The Frank Slide
April 29, 1903 - The Frank Slide, one of the largest landslides in North American history happened on this day.
At 4:10 in the morning a massive chunk of limestone peeled off the east face of Turtle Mountain in Alberta, Canada. In 100 seconds, 90 million tons of rock came crashing down the mountain and buried the sleepy coal mining town of Frank.
At least 76 people were crushed to death, but there were many stories of survival. 17 coal miners who found themselves trapped tunneled through 20 feet of coal and 9 feet of limestone to reach the surface.
A horse named Charlie was rescued after a month trapped in a different section of the same mine. Sadly, Charlie dropped dead after gorging himself on the food and water that his rescuers provided.
A large stretch of the Pacific Railway was knocked out by the slide and the telegraph lines were severed. There was no easy way to warn the incoming Spokane Flyer so a railway brakeman named Sid Choquette scrambled over miles of boulders and debris to reach the other side of the landslide. He got there just in time to warn the train of the disaster ahead.

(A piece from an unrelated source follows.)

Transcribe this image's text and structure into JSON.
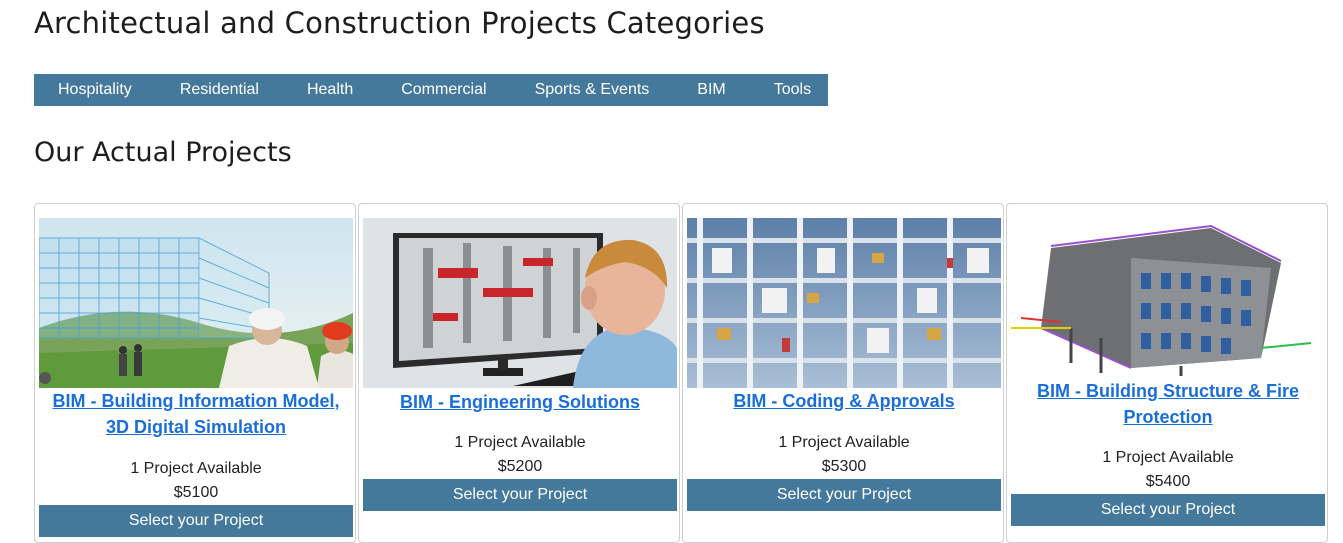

The town of Frank never fully recovered from that terrible day. Mining resumed off and on until 1917. Nowadays Frank is a small community with less than 300 residents. Turtle Mountain still looms above it.